Apparently not all women are equal in the eyes of our liberal mavens sipping wine and cheese at the latest such bizarre event recently held at the Asia Society. We seem to never tire of our own sense of self-importance, and moral righteousness. We also seem to never allow self-reflection or self-awareness to ruin our social evenings.
A recent article in The Nation provides shocking evidence of the callous and sloppy way in which drone attacks are actually carried out. Nick Turse’s article America’s Lethal Profiling of Afghani Men reveals the horribly vain, careless and frankly trigger-happy nature of what passes for ‘precision’ attacks
They were women, and children. Anyone at the Asia Society gathering want to talk about their rights? The fact is that you cannot simply cleave your ‘morality’ to see only the women who fit your self-aggrandizing narrative, or your self-serving war needs, or continue to lie to yourself that our presence in Afghanistan has any care or consideration for women’s rights. Maybe an Afghani woman can remind you – Malalai Joya, once celebrated in our corridors of humanism, then denied a visa to the USA because she dared criticise us – here is her statement:

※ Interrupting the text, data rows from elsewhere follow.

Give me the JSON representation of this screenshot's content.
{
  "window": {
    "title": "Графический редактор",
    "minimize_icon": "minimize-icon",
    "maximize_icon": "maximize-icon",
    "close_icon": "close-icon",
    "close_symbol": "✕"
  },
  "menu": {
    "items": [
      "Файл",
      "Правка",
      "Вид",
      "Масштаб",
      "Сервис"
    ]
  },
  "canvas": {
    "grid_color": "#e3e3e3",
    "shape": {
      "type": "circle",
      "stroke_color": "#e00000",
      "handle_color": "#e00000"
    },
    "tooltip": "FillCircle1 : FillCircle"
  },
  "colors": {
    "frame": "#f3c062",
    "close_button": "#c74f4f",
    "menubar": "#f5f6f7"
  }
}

Obviously she – an Afghani woman – will not be at the Asia Society event.Or how about the women of RAWA – once the darlings of the New York socialite and convenience-based moral righteousness circuit and who too were once invited to our champagne dinners, but then shut out – I don’t see them really seeing American’s as their protectors. As a recent RAWA statement argues:

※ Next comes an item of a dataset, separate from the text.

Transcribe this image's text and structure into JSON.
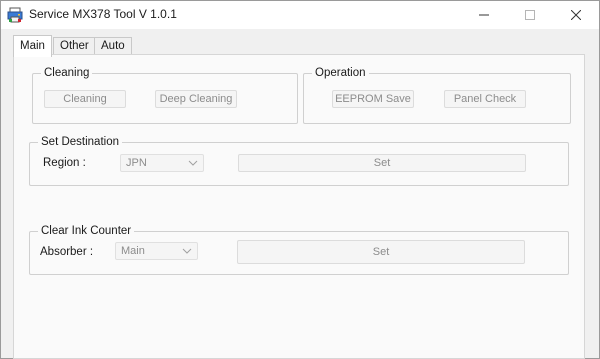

We are not talking about these women, and women’s groups, who are protesting against the brutality of the American occupation. No, we will gather our own carefully selected women, the ones docile and subservient enough to accept our trinkets, our faux-feminism, our lies about their liberty, and our easily broken promises. Those are the ones whose liberty we will fight for. These other Afghani women – and those dying in drone attacks. military operations, night raids, bombardments, or at the hands of the new Afghani militia – well, those we just can’t be bothered with now.
I have written about this exploitation of Afghani women before – for example, see my posts here and here about the incredibly hideous use Time Magazine made of Afghani women to sell us the slaughter called Operation Enduring Freedom.
As Nabeela departs, having spoken her piece to an empty room, and returns to her home in North Waziristan, we would do well to remember that she faces possible death. As do members of her family. The drones continue to hover, and continue to strike with devastating effect, and with hardly a regard for whom they are actually taking out. Today the drone strikes are targeting those resisting the Pakistani Army’s presence in the tribal areas – a presence that has been the biggest cause of the violence and human suffering there. I will write more about this in the future.
In the mean time, I am thinking of Nabeela and wondering what awaits her when she returns home.